## ABOUT THIS TASK
In the listing that follows, tally the lines containing "offset"; give the count and nothing more.

↓

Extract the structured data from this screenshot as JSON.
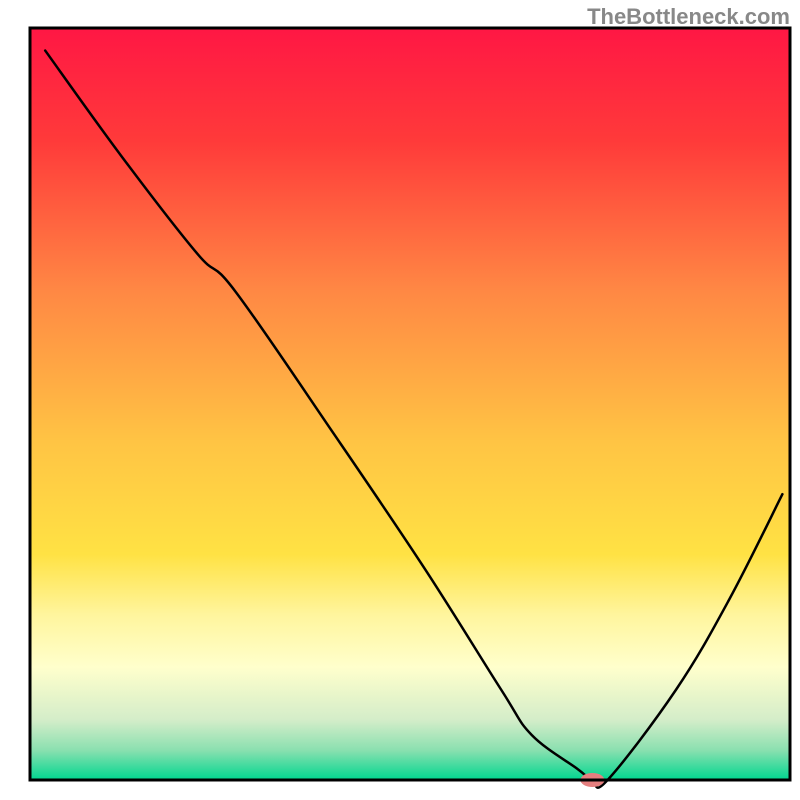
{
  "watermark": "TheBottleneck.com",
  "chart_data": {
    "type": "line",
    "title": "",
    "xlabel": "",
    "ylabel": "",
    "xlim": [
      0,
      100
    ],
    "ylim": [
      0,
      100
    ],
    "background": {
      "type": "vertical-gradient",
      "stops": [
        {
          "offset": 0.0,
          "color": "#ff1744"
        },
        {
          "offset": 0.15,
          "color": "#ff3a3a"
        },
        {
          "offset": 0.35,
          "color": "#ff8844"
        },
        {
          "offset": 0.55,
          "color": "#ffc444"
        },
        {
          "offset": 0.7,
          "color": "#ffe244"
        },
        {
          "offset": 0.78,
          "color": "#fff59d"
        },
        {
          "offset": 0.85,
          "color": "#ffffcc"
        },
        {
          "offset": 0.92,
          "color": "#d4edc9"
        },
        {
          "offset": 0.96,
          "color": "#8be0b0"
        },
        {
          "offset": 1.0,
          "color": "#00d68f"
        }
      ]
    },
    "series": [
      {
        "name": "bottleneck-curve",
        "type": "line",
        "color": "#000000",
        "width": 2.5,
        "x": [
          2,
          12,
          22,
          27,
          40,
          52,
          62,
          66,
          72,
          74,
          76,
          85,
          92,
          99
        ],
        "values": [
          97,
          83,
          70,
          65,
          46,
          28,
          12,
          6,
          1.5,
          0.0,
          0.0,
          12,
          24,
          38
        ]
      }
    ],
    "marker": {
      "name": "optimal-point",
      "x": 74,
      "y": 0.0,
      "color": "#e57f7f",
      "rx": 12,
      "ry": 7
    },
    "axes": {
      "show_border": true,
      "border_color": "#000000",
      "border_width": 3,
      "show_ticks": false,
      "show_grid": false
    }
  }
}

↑
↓

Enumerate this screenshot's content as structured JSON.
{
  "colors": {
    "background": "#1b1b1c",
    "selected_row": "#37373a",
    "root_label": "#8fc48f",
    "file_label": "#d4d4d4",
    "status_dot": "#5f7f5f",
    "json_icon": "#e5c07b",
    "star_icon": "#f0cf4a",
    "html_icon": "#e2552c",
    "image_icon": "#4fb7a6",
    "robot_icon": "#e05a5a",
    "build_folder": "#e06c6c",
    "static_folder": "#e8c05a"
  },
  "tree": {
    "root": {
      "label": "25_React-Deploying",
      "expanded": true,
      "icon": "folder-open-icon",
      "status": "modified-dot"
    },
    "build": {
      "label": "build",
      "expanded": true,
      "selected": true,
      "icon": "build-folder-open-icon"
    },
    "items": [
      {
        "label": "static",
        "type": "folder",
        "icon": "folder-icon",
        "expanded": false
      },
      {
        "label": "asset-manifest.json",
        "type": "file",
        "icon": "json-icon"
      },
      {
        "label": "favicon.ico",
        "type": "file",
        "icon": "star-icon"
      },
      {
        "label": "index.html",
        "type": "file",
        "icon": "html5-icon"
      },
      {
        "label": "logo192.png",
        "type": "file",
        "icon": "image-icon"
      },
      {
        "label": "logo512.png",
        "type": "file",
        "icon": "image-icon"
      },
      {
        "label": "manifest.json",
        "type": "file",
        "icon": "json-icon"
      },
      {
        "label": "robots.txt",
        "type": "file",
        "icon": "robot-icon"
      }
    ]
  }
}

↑

## TASK RESULT
10